Author

Amber Davis

ORCID Identifier(s)

0000-0003-1115-8682

Graduation Semester and Year

2018

Language

English

Document Type

Dissertation

Degree Name

Doctor of Philosophy in Earth and Environmental Science

Department

Earth and Environmental Sciences

First Advisor

Andrew Hunt

Abstract

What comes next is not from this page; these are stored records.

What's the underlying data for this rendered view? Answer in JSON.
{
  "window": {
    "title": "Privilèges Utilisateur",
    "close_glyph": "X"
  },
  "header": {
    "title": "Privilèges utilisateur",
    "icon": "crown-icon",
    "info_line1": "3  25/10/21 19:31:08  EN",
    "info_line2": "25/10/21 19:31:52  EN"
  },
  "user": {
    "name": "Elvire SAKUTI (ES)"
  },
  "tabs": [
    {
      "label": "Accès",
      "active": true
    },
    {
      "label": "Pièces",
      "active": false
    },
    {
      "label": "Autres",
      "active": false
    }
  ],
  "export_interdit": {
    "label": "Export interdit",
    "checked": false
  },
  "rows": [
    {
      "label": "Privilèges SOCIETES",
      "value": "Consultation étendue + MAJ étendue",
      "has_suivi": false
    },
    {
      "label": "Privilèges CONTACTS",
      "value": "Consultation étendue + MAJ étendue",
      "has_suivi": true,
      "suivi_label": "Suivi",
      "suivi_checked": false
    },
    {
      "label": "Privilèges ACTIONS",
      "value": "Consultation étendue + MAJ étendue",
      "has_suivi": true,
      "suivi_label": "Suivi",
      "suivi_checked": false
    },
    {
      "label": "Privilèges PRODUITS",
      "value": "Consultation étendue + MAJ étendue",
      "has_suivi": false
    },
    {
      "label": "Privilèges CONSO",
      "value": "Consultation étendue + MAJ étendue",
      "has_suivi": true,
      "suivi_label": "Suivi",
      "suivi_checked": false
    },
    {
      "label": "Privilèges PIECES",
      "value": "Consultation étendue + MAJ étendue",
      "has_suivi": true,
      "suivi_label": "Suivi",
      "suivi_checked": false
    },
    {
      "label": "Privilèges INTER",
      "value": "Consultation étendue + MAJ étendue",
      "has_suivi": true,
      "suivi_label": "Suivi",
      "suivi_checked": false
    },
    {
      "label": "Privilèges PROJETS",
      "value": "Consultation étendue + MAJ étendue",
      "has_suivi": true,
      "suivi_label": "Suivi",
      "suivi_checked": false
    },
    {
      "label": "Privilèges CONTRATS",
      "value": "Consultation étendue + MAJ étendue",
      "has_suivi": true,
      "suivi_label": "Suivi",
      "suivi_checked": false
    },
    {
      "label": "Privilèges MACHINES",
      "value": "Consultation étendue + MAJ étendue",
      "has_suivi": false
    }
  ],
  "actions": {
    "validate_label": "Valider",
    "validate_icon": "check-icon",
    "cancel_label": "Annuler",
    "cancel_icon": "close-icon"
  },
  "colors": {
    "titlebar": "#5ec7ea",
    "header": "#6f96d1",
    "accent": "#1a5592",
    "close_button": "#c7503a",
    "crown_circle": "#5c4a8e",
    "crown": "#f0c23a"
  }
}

This Study was conducted to investigate the toxicological effects of lead on children, from the age of 0 years old to 18 years old, that reside or attend schools, located within the 5-mile radius, of lead contaminated Superfund Sites, in Dallas County. The toxicological and cognitive effects on children were measured by investigating the unduplicated counts of elevated childhood blood lead levels, from the Year 1999 to the Year 2002, the percentage of schools’ standardized test passing rates, from the Year 1994 to the Year 2002, and the socioeconomic indicators, from the Year 1999 to the Year 2002, for the children that reside within the 5-mile radius, of each Superfund Site; by comparing the same data with children, that reside or attend schools, located greater than the 5-mile radius of each Superfund Site. This study aims to determine the long-term effects, of childhood lead exposure and related cognitive effects, on school standardized test passing rates. Based on the results this study, the unduplicated counts of elevated childhood blood lead levels are significantly higher for the children that reside, within the 5-mile radius of each Superfund Site, than the unduplicated counts of elevated childhood blood lead levels, of children that reside, greater than the 5-mile radius of each Superfund Site. The standardized test passing rates are significantly lower, for the schools that are located, within the 5-mile radius of each Superfund Site, than the schools located greater than the 5-mile radius, of each Superfund Site. There were strong significant relationships between proximity of the children that reside, and the schools that are located, within the 5–mile radius of each Superfund Site, and the unduplicated counts of elevated childhood blood lead levels and standardized test passing rates. In addition, there were strong significant relationships between socioeconomic indicators of low economic status and counts of elevated blood lead levels and percentages of standardized test passing rates.

Keywords

Superfund sites, Distance, Socioeconomic Indicators, Elevated childhood blood lead levels, Standardized test passing rates

Disciplines

Earth Sciences | Physical Sciences and Mathematics

Comments

Degree granted by The University of Texas at Arlington

Share

COinS